The Ophelias c. 1988

The Ophelias : My attempt at Cutting to the Chase. –Alexander Carlisle, 2019

Art-Punk, Progish-Psychedelia? The Ophelias are most accurately comparable to 1970-’71 David Bowie, Syd Barrett and early Pink Floyd, early Killing Joke, The Kinks, Led Zeppelin, Bob Dylan – mostly because of the harmonica – and The Mothers Of Invention. The singer, Leslie Medford, is highly idiosyncratic, making them “unmistakable”, I’m sure. A good deal of the time he sounds slightly unhinged – as Ophelia the madgirl, perhaps. With warble and flutter reminiscent of Marc Bolan, Ray Davies or Blind Owl Wilson; Robert Plant-ish caterwauls, Peter Hammillian screams, and fragile sweetness à la The Incredible String Band; Medford’s vocals will not be ignored. I’m trying to be as accurate as possible here, because according to many, The Ophelias were “weird”, and this perception of them as purposely strange impeded their career. I postulate that if they had been active in 1968-72 instead of 1984-89 there would have been no such perception and they would now be among the truly celebrated bands of rock and roll history.

Medford tripped on psilocybin a lot, even on stage. The Ophelias smoked marijuana constantly and fairly guzzled beer. They were in their twenties and they were a real rock and roll band. The psilocybin does perhaps stand Medford apart and inject something genuinely Dalíesque, but certainly no moreso than Barrett’s mandrax, and none of the comparable bands listed above were anywhere close to “straight” musically or otherwise. Adventuring is at their core, as it is with The Ophelias.

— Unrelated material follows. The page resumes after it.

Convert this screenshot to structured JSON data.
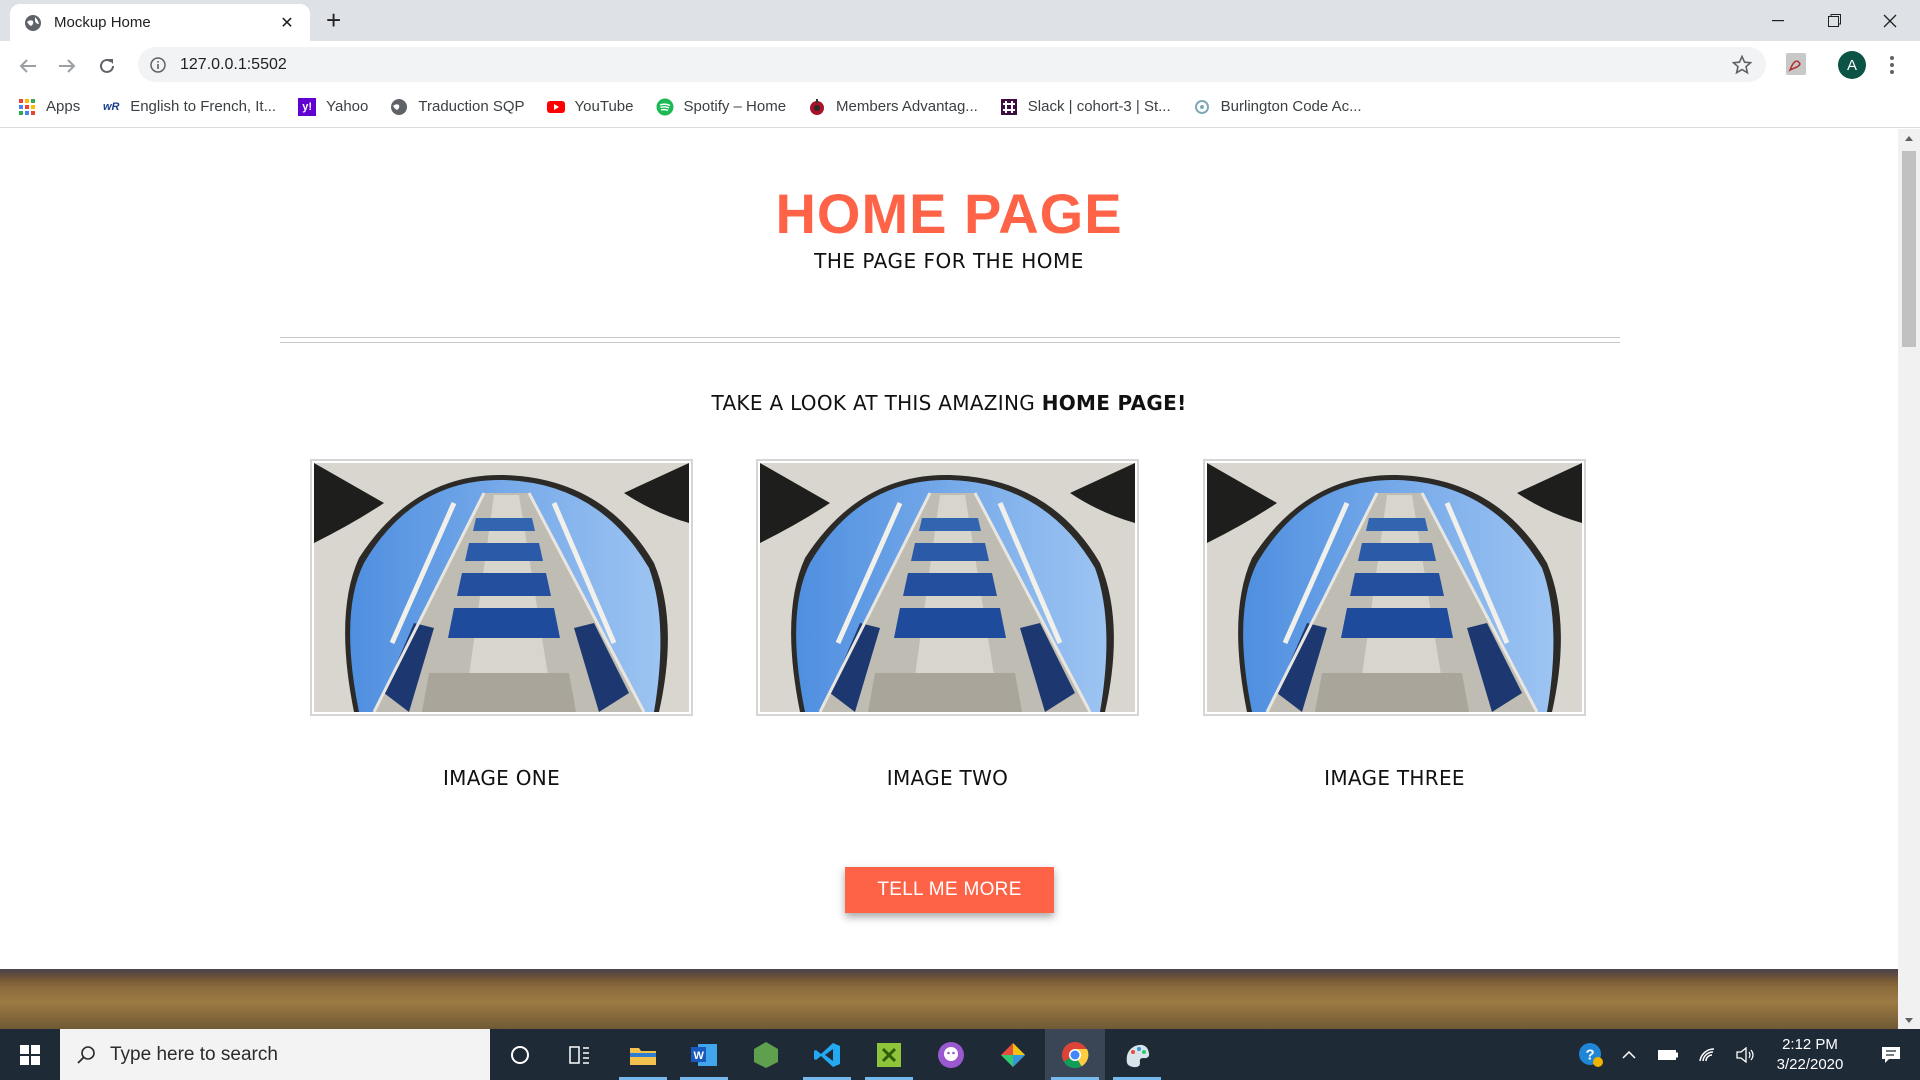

I do not want to send the listener on a hunt to find echoes of other bands in the recordings made by The Ophelias. You can do that and find many other famous bands poking through here, there and everywhere. The Ophelias don’t settle into any one style, and while echoes of others abound, they do not overwhelm the uniqueness of The Ophelias brand. In toto they don’t sound like anyone else, they sound like The Ophelias, a multifaceted, idiosyncratic, eccentric band…like all the best ones.

The point is, for listeners who like the comparable groups mentioned above, and particularly to those who enjoy smoking pot while listening, and most particularly to those who relish intelligence, adventure and unpredictability in their rock and roll, you will find something very special about getting to know the music The Ophelias left behind.

Should you give The Ophelias a real, devoted exploration? There are so many bands, old and new, one must use one’s listening time well, and often such tangents prove time consuming and unrewarding. Personally, I have The Ophelias among my 50 all-time favourite bands. I consider the time I spend with them to be well-spent indeed.